- Assignment: Reproduce the data exactly and drop any pictures it holds.

:: Working data ::

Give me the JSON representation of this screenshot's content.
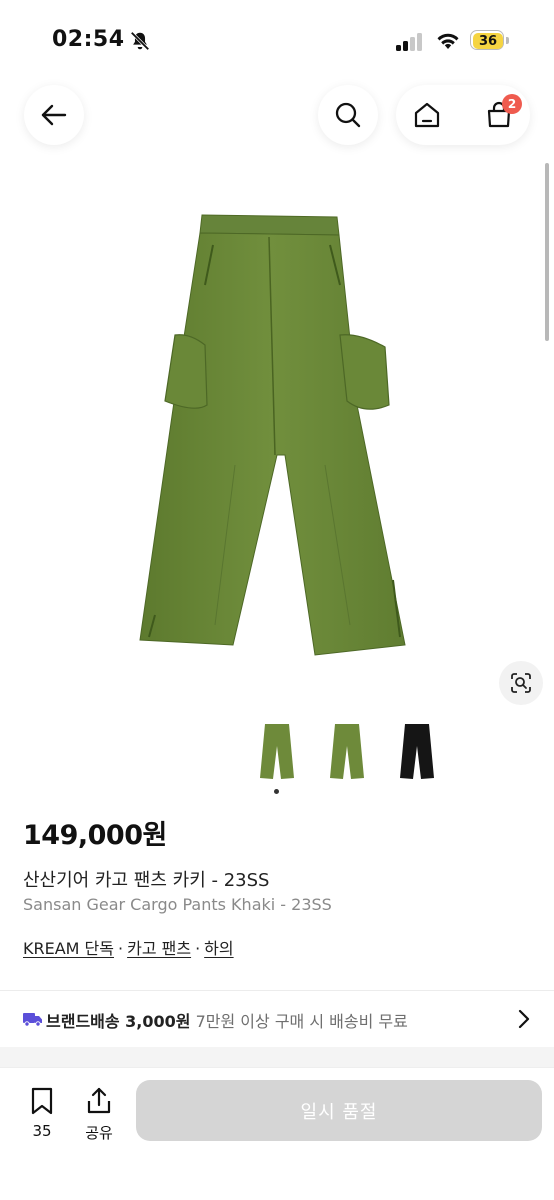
{
  "status_bar": {
    "time": "02:54",
    "battery": "36"
  },
  "nav": {
    "cart_count": "2"
  },
  "product": {
    "price": "149,000원",
    "title_ko": "산산기어 카고 팬츠 카키 - 23SS",
    "title_en": "Sansan Gear Cargo Pants Khaki - 23SS",
    "tags": [
      "KREAM 단독",
      "카고 팬츠",
      "하의"
    ],
    "tag_separator": "·",
    "thumbnails": [
      "khaki-front",
      "khaki-back",
      "black"
    ]
  },
  "shipping": {
    "label": "브랜드배송 3,000원",
    "desc": "7만원 이상 구매 시 배송비 무료"
  },
  "bottom_bar": {
    "bookmark_count": "35",
    "share_label": "공유",
    "soldout_label": "일시 품절"
  },
  "colors": {
    "accent_truck": "#5b4fd9",
    "badge": "#ef5b4f",
    "khaki": "#6e8a3a",
    "soldout_button": "#d5d5d5"
  }
}
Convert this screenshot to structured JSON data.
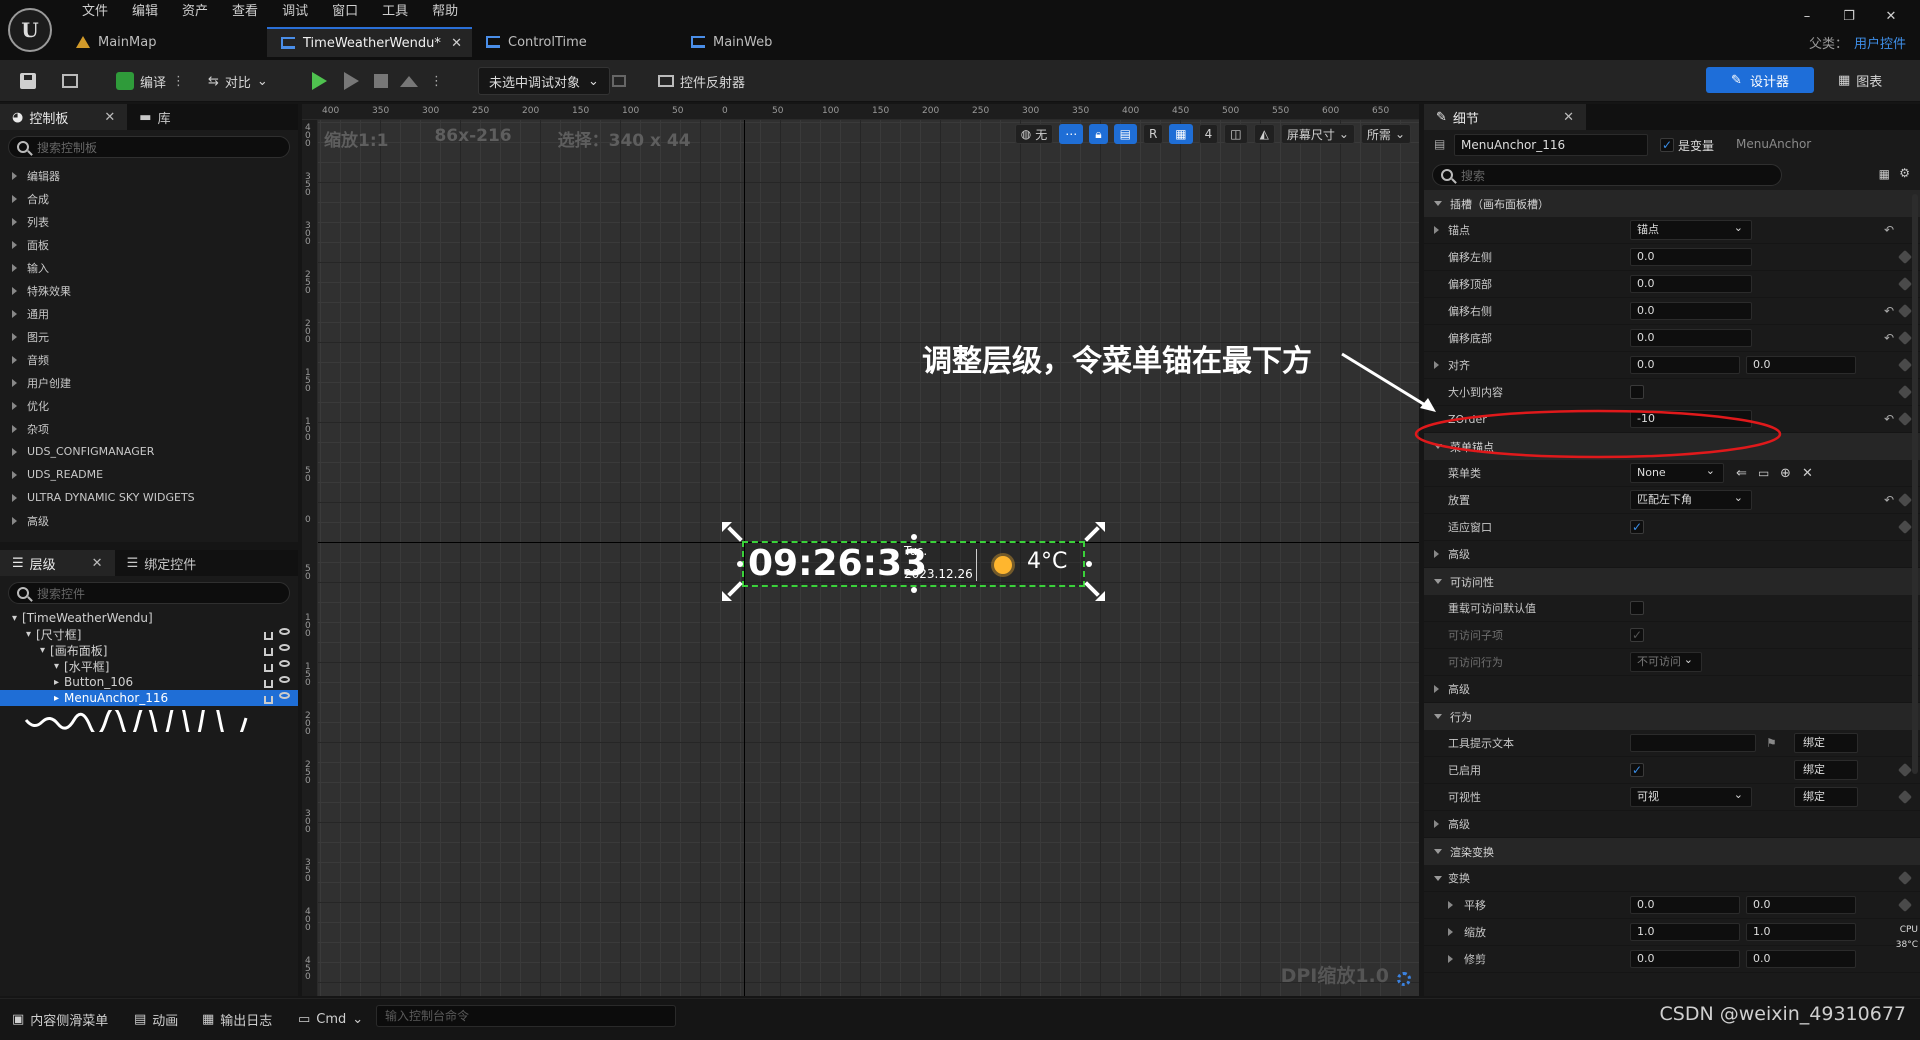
{
  "menu": [
    "文件",
    "编辑",
    "资产",
    "查看",
    "调试",
    "窗口",
    "工具",
    "帮助"
  ],
  "logo_text": "U",
  "window_controls": [
    "–",
    "❐",
    "✕"
  ],
  "tabs": [
    {
      "label": "MainMap",
      "active": false
    },
    {
      "label": "TimeWeatherWendu*",
      "active": true
    },
    {
      "label": "ControlTime",
      "active": false
    },
    {
      "label": "MainWeb",
      "active": false
    }
  ],
  "tab_close": "✕",
  "parent_class": {
    "label": "父类：",
    "value": "用户控件"
  },
  "toolbar": {
    "compile": "编译",
    "diff": "对比",
    "debug_target": "未选中调试对象",
    "widget_reflector": "控件反射器",
    "designer": "设计器",
    "graph": "图表"
  },
  "palette": {
    "tab_palette": "控制板",
    "tab_library": "库",
    "close": "✕",
    "search_placeholder": "搜索控制板",
    "categories": [
      "编辑器",
      "合成",
      "列表",
      "面板",
      "输入",
      "特殊效果",
      "通用",
      "图元",
      "音频",
      "用户创建",
      "优化",
      "杂项",
      "UDS_CONFIGMANAGER",
      "UDS_README",
      "ULTRA DYNAMIC SKY WIDGETS",
      "高级"
    ]
  },
  "hierarchy": {
    "tab_hierarchy": "层级",
    "tab_bind": "绑定控件",
    "close": "✕",
    "search_placeholder": "搜索控件",
    "rows": [
      {
        "label": "[TimeWeatherWendu]",
        "indent": 0
      },
      {
        "label": "[尺寸框]",
        "indent": 1
      },
      {
        "label": "[画布面板]",
        "indent": 2
      },
      {
        "label": "[水平框]",
        "indent": 3
      },
      {
        "label": "Button_106",
        "indent": 3
      },
      {
        "label": "MenuAnchor_116",
        "indent": 3
      }
    ]
  },
  "viewport": {
    "zoom": "缩放1:1",
    "size": "86x-216",
    "selection": "选择：340 x 44",
    "tool_none": "无",
    "tool_r": "R",
    "grid_value": "4",
    "screen_size": "屏幕尺寸",
    "fill": "所需",
    "dpi": "DPI缩放1.0",
    "ruler_top": [
      "400",
      "350",
      "300",
      "250",
      "200",
      "150",
      "100",
      "50",
      "0",
      "50",
      "100",
      "150",
      "200",
      "250",
      "300",
      "350",
      "400",
      "450",
      "500",
      "550",
      "600",
      "650"
    ],
    "ruler_left": [
      "400",
      "350",
      "300",
      "250",
      "200",
      "150",
      "100",
      "50",
      "0",
      "50",
      "100",
      "150",
      "200",
      "250",
      "300",
      "350",
      "400",
      "450"
    ]
  },
  "widget": {
    "time": "09:26:33",
    "day": "Tus.",
    "date": "2023.12.26",
    "temp": "4°C"
  },
  "annotation": "调整层级，令菜单锚在最下方",
  "details": {
    "tab": "细节",
    "close": "✕",
    "name": "MenuAnchor_116",
    "is_variable_label": "是变量",
    "class_label": "MenuAnchor",
    "search_placeholder": "搜索",
    "slot_section": "插槽（画布面板槽）",
    "anchor_label": "锚点",
    "anchor_value": "锚点",
    "offset_left": "偏移左侧",
    "offset_left_val": "0.0",
    "offset_top": "偏移顶部",
    "offset_top_val": "0.0",
    "offset_right": "偏移右侧",
    "offset_right_val": "0.0",
    "offset_bottom": "偏移底部",
    "offset_bottom_val": "0.0",
    "alignment": "对齐",
    "alignment_x": "0.0",
    "alignment_y": "0.0",
    "size_to_content": "大小到内容",
    "zorder": "ZOrder",
    "zorder_val": "-10",
    "menu_anchor_section": "菜单锚点",
    "menu_class": "菜单类",
    "menu_class_val": "None",
    "placement": "放置",
    "placement_val": "匹配左下角",
    "fit_in_window": "适应窗口",
    "advanced": "高级",
    "accessibility_section": "可访问性",
    "override_access": "重载可访问默认值",
    "access_children": "可访问子项",
    "access_behavior": "可访问行为",
    "access_behavior_val": "不可访问",
    "behavior_section": "行为",
    "tooltip": "工具提示文本",
    "enabled": "已启用",
    "visibility": "可视性",
    "visibility_val": "可视",
    "bind": "绑定",
    "render_section": "渲染变换",
    "transform": "变换",
    "translation": "平移",
    "translation_x": "0.0",
    "translation_y": "0.0",
    "scale": "缩放",
    "scale_x": "1.0",
    "scale_y": "1.0",
    "shear": "修剪",
    "shear_x": "0.0",
    "shear_y": "0.0",
    "cpu_label": "CPU",
    "cpu_temp": "38°C"
  },
  "statusbar": {
    "content_drawer": "内容侧滑菜单",
    "animation": "动画",
    "output_log": "输出日志",
    "cmd": "Cmd",
    "console_placeholder": "输入控制台命令",
    "watermark": "CSDN @weixin_49310677"
  },
  "accent_colors": {
    "selection": "#1f6ed6",
    "widget_border": "#3ad13a",
    "annotation_ellipse": "#e0191b"
  }
}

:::

- Response area:
Give me the JSON representation of this screenshot's content.
{
  "status_bar": {
    "time": "02:54",
    "battery": "36"
  },
  "nav": {
    "cart_count": "2"
  },
  "product": {
    "price": "149,000원",
    "title_ko": "산산기어 카고 팬츠 카키 - 23SS",
    "title_en": "Sansan Gear Cargo Pants Khaki - 23SS",
    "tags": [
      "KREAM 단독",
      "카고 팬츠",
      "하의"
    ],
    "tag_separator": "·",
    "thumbnails": [
      "khaki-front",
      "khaki-back",
      "black"
    ]
  },
  "shipping": {
    "label": "브랜드배송 3,000원",
    "desc": "7만원 이상 구매 시 배송비 무료"
  },
  "bottom_bar": {
    "bookmark_count": "35",
    "share_label": "공유",
    "soldout_label": "일시 품절"
  },
  "colors": {
    "accent_truck": "#5b4fd9",
    "badge": "#ef5b4f",
    "khaki": "#6e8a3a",
    "soldout_button": "#d5d5d5"
  }
}
Convert this screenshot to structured JSON data.
{
  "menu": [
    "文件",
    "编辑",
    "资产",
    "查看",
    "调试",
    "窗口",
    "工具",
    "帮助"
  ],
  "logo_text": "U",
  "window_controls": [
    "–",
    "❐",
    "✕"
  ],
  "tabs": [
    {
      "label": "MainMap",
      "active": false
    },
    {
      "label": "TimeWeatherWendu*",
      "active": true
    },
    {
      "label": "ControlTime",
      "active": false
    },
    {
      "label": "MainWeb",
      "active": false
    }
  ],
  "tab_close": "✕",
  "parent_class": {
    "label": "父类：",
    "value": "用户控件"
  },
  "toolbar": {
    "compile": "编译",
    "diff": "对比",
    "debug_target": "未选中调试对象",
    "widget_reflector": "控件反射器",
    "designer": "设计器",
    "graph": "图表"
  },
  "palette": {
    "tab_palette": "控制板",
    "tab_library": "库",
    "close": "✕",
    "search_placeholder": "搜索控制板",
    "categories": [
      "编辑器",
      "合成",
      "列表",
      "面板",
      "输入",
      "特殊效果",
      "通用",
      "图元",
      "音频",
      "用户创建",
      "优化",
      "杂项",
      "UDS_CONFIGMANAGER",
      "UDS_README",
      "ULTRA DYNAMIC SKY WIDGETS",
      "高级"
    ]
  },
  "hierarchy": {
    "tab_hierarchy": "层级",
    "tab_bind": "绑定控件",
    "close": "✕",
    "search_placeholder": "搜索控件",
    "rows": [
      {
        "label": "[TimeWeatherWendu]",
        "indent": 0
      },
      {
        "label": "[尺寸框]",
        "indent": 1
      },
      {
        "label": "[画布面板]",
        "indent": 2
      },
      {
        "label": "[水平框]",
        "indent": 3
      },
      {
        "label": "Button_106",
        "indent": 3
      },
      {
        "label": "MenuAnchor_116",
        "indent": 3
      }
    ]
  },
  "viewport": {
    "zoom": "缩放1:1",
    "size": "86x-216",
    "selection": "选择：340 x 44",
    "tool_none": "无",
    "tool_r": "R",
    "grid_value": "4",
    "screen_size": "屏幕尺寸",
    "fill": "所需",
    "dpi": "DPI缩放1.0",
    "ruler_top": [
      "400",
      "350",
      "300",
      "250",
      "200",
      "150",
      "100",
      "50",
      "0",
      "50",
      "100",
      "150",
      "200",
      "250",
      "300",
      "350",
      "400",
      "450",
      "500",
      "550",
      "600",
      "650"
    ],
    "ruler_left": [
      "400",
      "350",
      "300",
      "250",
      "200",
      "150",
      "100",
      "50",
      "0",
      "50",
      "100",
      "150",
      "200",
      "250",
      "300",
      "350",
      "400",
      "450"
    ]
  },
  "widget": {
    "time": "09:26:33",
    "day": "Tus.",
    "date": "2023.12.26",
    "temp": "4°C"
  },
  "annotation": "调整层级，令菜单锚在最下方",
  "details": {
    "tab": "细节",
    "close": "✕",
    "name": "MenuAnchor_116",
    "is_variable_label": "是变量",
    "class_label": "MenuAnchor",
    "search_placeholder": "搜索",
    "slot_section": "插槽（画布面板槽）",
    "anchor_label": "锚点",
    "anchor_value": "锚点",
    "offset_left": "偏移左侧",
    "offset_left_val": "0.0",
    "offset_top": "偏移顶部",
    "offset_top_val": "0.0",
    "offset_right": "偏移右侧",
    "offset_right_val": "0.0",
    "offset_bottom": "偏移底部",
    "offset_bottom_val": "0.0",
    "alignment": "对齐",
    "alignment_x": "0.0",
    "alignment_y": "0.0",
    "size_to_content": "大小到内容",
    "zorder": "ZOrder",
    "zorder_val": "-10",
    "menu_anchor_section": "菜单锚点",
    "menu_class": "菜单类",
    "menu_class_val": "None",
    "placement": "放置",
    "placement_val": "匹配左下角",
    "fit_in_window": "适应窗口",
    "advanced": "高级",
    "accessibility_section": "可访问性",
    "override_access": "重载可访问默认值",
    "access_children": "可访问子项",
    "access_behavior": "可访问行为",
    "access_behavior_val": "不可访问",
    "behavior_section": "行为",
    "tooltip": "工具提示文本",
    "enabled": "已启用",
    "visibility": "可视性",
    "visibility_val": "可视",
    "bind": "绑定",
    "render_section": "渲染变换",
    "transform": "变换",
    "translation": "平移",
    "translation_x": "0.0",
    "translation_y": "0.0",
    "scale": "缩放",
    "scale_x": "1.0",
    "scale_y": "1.0",
    "shear": "修剪",
    "shear_x": "0.0",
    "shear_y": "0.0",
    "cpu_label": "CPU",
    "cpu_temp": "38°C"
  },
  "statusbar": {
    "content_drawer": "内容侧滑菜单",
    "animation": "动画",
    "output_log": "输出日志",
    "cmd": "Cmd",
    "console_placeholder": "输入控制台命令",
    "watermark": "CSDN @weixin_49310677"
  },
  "accent_colors": {
    "selection": "#1f6ed6",
    "widget_border": "#3ad13a",
    "annotation_ellipse": "#e0191b"
  }
}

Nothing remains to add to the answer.